◆ HOW TO COMPLETE THIS TASK ◆
Whenever a line in the records below contains "text", pick it out.

◆ App and web page records ◆

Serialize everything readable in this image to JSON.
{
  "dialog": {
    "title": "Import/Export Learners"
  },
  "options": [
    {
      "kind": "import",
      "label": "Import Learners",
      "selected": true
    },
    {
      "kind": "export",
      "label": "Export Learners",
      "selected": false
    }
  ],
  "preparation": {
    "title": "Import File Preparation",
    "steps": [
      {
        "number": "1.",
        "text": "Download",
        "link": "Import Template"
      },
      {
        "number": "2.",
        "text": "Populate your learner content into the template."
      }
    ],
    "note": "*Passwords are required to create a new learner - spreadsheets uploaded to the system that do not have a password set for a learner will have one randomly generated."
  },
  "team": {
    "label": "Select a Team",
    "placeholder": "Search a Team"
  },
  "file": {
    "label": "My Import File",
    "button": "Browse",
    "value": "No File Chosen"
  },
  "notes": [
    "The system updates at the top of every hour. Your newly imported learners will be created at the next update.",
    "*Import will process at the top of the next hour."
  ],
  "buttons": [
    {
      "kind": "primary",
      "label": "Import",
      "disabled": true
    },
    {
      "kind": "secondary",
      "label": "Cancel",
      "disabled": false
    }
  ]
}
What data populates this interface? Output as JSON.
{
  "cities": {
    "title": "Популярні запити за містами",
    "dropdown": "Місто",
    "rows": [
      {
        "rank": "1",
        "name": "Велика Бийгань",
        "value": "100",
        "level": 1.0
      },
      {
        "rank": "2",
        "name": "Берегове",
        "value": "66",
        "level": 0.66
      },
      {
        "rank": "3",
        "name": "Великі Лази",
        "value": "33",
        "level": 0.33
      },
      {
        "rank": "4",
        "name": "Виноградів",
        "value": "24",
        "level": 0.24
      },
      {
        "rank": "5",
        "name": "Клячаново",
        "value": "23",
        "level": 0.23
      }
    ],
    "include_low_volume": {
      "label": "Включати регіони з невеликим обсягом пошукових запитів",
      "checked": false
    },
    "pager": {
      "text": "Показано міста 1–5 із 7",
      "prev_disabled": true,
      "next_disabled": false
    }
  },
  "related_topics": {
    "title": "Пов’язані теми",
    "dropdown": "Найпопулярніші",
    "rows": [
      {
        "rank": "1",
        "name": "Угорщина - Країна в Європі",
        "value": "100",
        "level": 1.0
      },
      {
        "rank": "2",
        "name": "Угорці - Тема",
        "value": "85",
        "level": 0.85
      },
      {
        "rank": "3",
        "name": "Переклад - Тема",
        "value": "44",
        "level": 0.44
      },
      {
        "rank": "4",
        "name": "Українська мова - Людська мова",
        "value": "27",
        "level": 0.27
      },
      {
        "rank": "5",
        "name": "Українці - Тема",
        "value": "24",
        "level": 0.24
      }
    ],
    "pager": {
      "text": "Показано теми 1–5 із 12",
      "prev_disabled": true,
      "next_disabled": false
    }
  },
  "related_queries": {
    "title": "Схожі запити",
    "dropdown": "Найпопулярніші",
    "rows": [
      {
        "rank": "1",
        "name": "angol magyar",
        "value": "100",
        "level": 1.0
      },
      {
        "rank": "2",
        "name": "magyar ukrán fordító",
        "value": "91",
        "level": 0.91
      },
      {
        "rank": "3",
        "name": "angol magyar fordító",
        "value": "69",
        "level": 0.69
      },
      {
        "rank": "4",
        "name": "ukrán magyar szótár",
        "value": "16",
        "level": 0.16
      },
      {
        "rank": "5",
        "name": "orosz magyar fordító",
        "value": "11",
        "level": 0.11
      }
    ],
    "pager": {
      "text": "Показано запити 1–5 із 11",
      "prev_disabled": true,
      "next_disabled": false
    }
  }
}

◆ WRITTEN RESPONSE ◆
        "text": "Download",
        "text": "Populate your learner content into the template."
      "text": "Показано міста 1–5 із 7",
      "text": "Показано теми 1–5 із 12",
      "text": "Показано запити 1–5 із 11",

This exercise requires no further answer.